Go through the data and retrieve each line that includes the string "challenge".

*** Given data ***

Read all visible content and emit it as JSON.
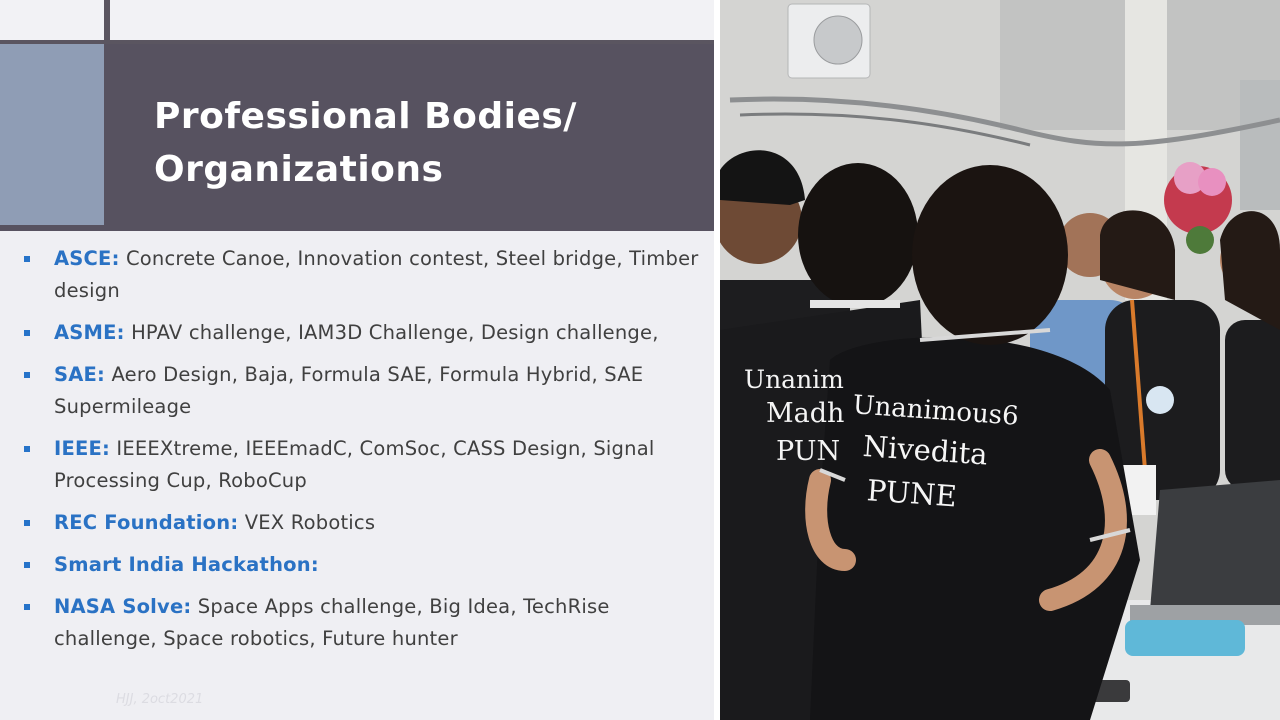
{
  "slide": {
    "title_line1": "Professional Bodies/",
    "title_line2": "Organizations",
    "items": [
      {
        "org": "ASCE:",
        "text": " Concrete Canoe, Innovation contest, Steel bridge, Timber design"
      },
      {
        "org": "ASME:",
        "text": " HPAV challenge, IAM3D Challenge, Design challenge,"
      },
      {
        "org": "SAE:",
        "text": " Aero Design, Baja, Formula SAE, Formula Hybrid, SAE Supermileage"
      },
      {
        "org": "IEEE:",
        "text": " IEEEXtreme, IEEEmadC, ComSoc, CASS Design, Signal Processing Cup, RoboCup"
      },
      {
        "org": "REC Foundation:",
        "text": " VEX Robotics"
      },
      {
        "org": "Smart India Hackathon:",
        "text": ""
      },
      {
        "org": "NASA Solve:",
        "text": " Space Apps challenge, Big Idea, TechRise challenge, Space robotics, Future hunter"
      }
    ],
    "watermark": "HJJ, 2oct2021"
  },
  "photo": {
    "shirt_left_line1": "Unanim",
    "shirt_left_line2": "Madh",
    "shirt_left_line3": "PUN",
    "shirt_right_line1": "Unanimous6",
    "shirt_right_line2": "Nivedita",
    "shirt_right_line3": "PUNE"
  },
  "colors": {
    "title_bg": "#575260",
    "accent": "#8f9db5",
    "org_text": "#2a72c4",
    "body_text": "#404040",
    "panel_bg": "#efeff3"
  }
}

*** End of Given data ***

▶ Answer to the problem
        "text": " HPAV challenge, IAM3D Challenge, Design challenge,"
        "text": " Space Apps challenge, Big Idea, TechRise challenge, Space robotics, Future hunter"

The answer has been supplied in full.